Reminders Photography Stronghold Gallery will be celebrating its 4th year anniversary. We will be proudly organizing Junpei Ueda’s solo show in upcoming November. He is one of the 2015 Photobook As Object workshop participants and he has been working on his book project “Picture of My Life” almost a year and finally it’ll be launched at the exhibition. Prior to the show, Junpei is sharing a series of his essay.


It was September of 1998. My mother was 49. She suffered from depression, triggered by menopause, and was insomniac for some time, enduring bad headaches, dizziness and anxiety attacks.

After she had locked herself in a small room with a knife, she was hospitalized in Senriyama for three weeks. When she was discharged from the hospital, she returned to her parents’ home to recuperate. I heard she was getting better.

My father took her illness extremely hard. He would get drunk late at night and break down crying, “Your mother is a mad woman. She’ll never be well.” It was the first time that I ever saw my father cry. He wasn’t the cool and calm father that I knew.

Hey mom,
Doing good? You’re probably feeling pretty down. I’m worried about you. So’s dad, grandpa and auntie. And So. We’re all worried about you. It seems that you are thinking too much about the non-bright side of things, about the bad things. I think it’s best if you just try to think about things in a happy or fun way.
But there’s no need to rush. Life is long. Slow is all right. That’s what I think.
As for me, I’m getting by just fine here.

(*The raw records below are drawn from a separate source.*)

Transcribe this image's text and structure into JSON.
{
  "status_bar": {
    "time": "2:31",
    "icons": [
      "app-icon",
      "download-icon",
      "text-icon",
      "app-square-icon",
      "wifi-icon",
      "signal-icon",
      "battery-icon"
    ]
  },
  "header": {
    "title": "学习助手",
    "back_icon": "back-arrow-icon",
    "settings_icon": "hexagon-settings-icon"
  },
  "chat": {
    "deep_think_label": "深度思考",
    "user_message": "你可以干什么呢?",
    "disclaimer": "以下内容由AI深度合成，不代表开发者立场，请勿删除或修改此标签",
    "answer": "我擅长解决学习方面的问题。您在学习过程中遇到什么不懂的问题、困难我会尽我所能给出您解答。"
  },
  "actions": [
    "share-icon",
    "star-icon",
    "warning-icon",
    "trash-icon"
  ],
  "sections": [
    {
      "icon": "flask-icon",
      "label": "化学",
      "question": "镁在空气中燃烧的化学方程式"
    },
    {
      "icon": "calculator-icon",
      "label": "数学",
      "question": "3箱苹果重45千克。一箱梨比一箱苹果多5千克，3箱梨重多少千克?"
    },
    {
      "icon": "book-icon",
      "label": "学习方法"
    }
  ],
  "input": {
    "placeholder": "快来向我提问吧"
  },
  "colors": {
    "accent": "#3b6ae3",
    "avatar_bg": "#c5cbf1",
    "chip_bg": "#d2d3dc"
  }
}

It seems that dad is having a difficult time. But I’m doing alright. I’m just a little lonely that you’re not here.
Take it easy. Bye bye.

Junpei, thank you for your letter.
I learnt a lot from your kind letter, Junpei. It really cheered me up. I feel truly sorry for making all of you worry so much. I can picture you and everyone working hard together.
Just as you have imagined, I can’t say I’m in a very healthy state at the moment. I would love to get better as soon as possible and go back to being with all of you.
It’s great to hear that your grandpa is doing well too. I know you have your part-time work and all, but you should really take care not to overdo it. If possible, it would be really nice to see you get a proper full-time job.
I didn’t expect you to become an adult so quickly. It seems that I am the one who has trouble being independent.
Be nice to your brother for me. Make sure to listen to your father. Health before everything. Take care of your body.
There are so many things I would like to write about, to talk to you about. But that will have to wait for now.
It is getting colder. Please take care and don’t catch a cold.


“Sorry,” my mother had said faintly when I went to visit her at the hospital.
“There’s nothing to be sorry about,” I replied gently.
She was sitting on the hospital bed with her legs stretched out in front of her. She looked small and like a little girl about to cry.
“I’m going home. I’ll come again”
“Thank you for the letter.”
“Sure, I’ll write to you again. Mom, take it easy,” I said.

A hospital staff opened the door with the iron bars and let me out. It was dusk and I heard the insects singing a farewell song to summer. My head felt heavy. I took a train and went home alone.

I was 21 and wandering about aimlessly, having failed miserably at every art school entrance exam.
“How can they not choose me? Man, art schools know nothing!” I would tell myself. “I have artistic talent and I’m sharp-witted.” The man who was capable of accomplishing anything was now in limbo, held up by the realities of social non-acceptance. There was a huge gap between my self-appraisal and reality.

In order to dispel the melancholy, I had planned to travel around Southeast Asia with a friend. I even bought a camera with funds I saved from working part-time at a crappy Pachinko parlour. I felt that travelling would really open things up for me and get me out of the rut.

In late October, on the night before my trip, I was packing in my room when I heard my father’s footsteps. I stuck my head out the door.

“Makoto and I are off to Thailand tomorrow for two months. Mom will be fine, right?”
“You’re really going, eh? Well, she seems to be getting better.
I think it’ll be fine. Here, take this with you.”
“Wow, are you sure about this? Thank you.”
“You be careful, you hear? And thanks for the letter. It brought your mom to tears. She was so happy.”
“Oh yeah? Okay, got it.”

My dad went back up the stairs to his bedroom. 20,000 yen. It was the first time he had ever given me so much money.

—- To be continued to #4.

English translation: Miyuki Okuyama
English proofreading: Tan Lee Kuen

Essay archives:
Picture of My Life Essay #1 My Father’s Paintings by Junpei Ueda
Picture of My Life Essay #2 My Parents by Junpei Ueda
His exhibition forthcoming November 3rd and 27th.
Picture of My Life has been all pre-ordered.